The Vostochny Cosmodrome, a spaceport on Russian territory, is currently being built in the Amur region in the Russian Far East. As part of the project, Mammoet was contracted to unload 14 pieces of heavy and oversized equipment from a barge and transport them to the construction site 60 kilometers away.
The cargo included parts of two different big structures - the launch pad and a vacuum chamber for the launch complex of the Angara space rocket complex, with a total weight of about 600t. The vacuum chamber alone had a diameter of 9 meters.
“This was a very big and important project for us,” said Alexey Zhugan, Mammoet’s project manager on site. “Our client trusted us to deliver multiple crucial pieces of equipment to the construction site over a rather large distance. We did so not only in the safest but also in the most efficient way possible, adhering to the given time frame.” The transport of the cargo took place in two parts and in a total of four days.
Supporting the construction of the Russian spaceport has been a unique project in itself. It is a project that is sure to contribute to the development of the local economy in the future.
Yet, this is not the first time that Mammoet has worked in the region. The company has been active locally for several years now, particularly as part of the construction of the Amur Gas Processing Plant (AGPP). It was the company’s experience and track record that convinced the client to choose them for the job.
The fact that Mammoet had all the necessary lifting and transportation equipment available locally was an added benefit, too. For unloading the cargo, the company used two heavy-lift cranes, the LR 11350 and LR 1750, and Goldhofer trailers and semi-trailers for delivering them to the construction site.
While 60km may not sound like a long distance to the regular commuter, it certainly is when transporting heavy and oversized cargo. It is very precise work - and not just literally. It also requires a lot of clear coordination of all details.
“For every piece of equipment, we needed special permits,” said Zhugan. “There are also quite complex logistics involved in moving such large cargo. We had to block regional roads as well as the federal road that connects Moscow with Vladivostok for a couple of hours during the night to transport the loads. All this requires careful planning and approval of every detail of the project.”

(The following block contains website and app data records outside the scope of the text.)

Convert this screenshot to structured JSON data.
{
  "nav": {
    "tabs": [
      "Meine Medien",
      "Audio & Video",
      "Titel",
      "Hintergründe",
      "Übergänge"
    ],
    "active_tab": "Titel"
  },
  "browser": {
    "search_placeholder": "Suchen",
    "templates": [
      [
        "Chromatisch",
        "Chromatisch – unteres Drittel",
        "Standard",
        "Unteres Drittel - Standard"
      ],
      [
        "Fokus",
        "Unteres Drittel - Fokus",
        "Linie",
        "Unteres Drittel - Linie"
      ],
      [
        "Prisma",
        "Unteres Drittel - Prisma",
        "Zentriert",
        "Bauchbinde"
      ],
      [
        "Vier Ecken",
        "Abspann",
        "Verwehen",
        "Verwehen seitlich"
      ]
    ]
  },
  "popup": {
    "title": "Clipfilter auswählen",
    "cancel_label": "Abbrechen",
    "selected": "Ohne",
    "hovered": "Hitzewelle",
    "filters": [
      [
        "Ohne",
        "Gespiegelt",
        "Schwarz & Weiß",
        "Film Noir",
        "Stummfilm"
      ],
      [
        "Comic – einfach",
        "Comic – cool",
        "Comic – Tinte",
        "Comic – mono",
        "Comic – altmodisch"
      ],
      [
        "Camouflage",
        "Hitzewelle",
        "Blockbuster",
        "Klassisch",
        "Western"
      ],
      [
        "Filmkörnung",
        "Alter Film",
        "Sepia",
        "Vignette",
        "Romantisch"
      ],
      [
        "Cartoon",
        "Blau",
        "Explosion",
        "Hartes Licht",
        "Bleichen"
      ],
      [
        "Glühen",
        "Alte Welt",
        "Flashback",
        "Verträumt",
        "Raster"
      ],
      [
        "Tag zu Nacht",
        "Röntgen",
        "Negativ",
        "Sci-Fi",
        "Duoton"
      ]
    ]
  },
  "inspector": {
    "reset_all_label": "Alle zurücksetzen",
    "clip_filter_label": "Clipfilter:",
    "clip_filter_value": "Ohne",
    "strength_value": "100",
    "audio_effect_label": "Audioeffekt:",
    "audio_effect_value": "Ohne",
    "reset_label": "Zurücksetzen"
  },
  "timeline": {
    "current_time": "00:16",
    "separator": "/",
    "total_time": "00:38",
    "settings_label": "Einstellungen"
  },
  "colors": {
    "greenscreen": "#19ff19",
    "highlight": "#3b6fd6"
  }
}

All the arrangements were necessary to perform the job as safely and efficiently as possible. Being involved in such a big project resonates on several different levels. For Mammoet as a company, it is an exciting opportunity to be a part of a key development in the region. For the team on the ground and for Zhugan in particular, it is even more than that. It is an opportunity to contribute to the local economy and to his country. It is what he calls “a moment of pride”.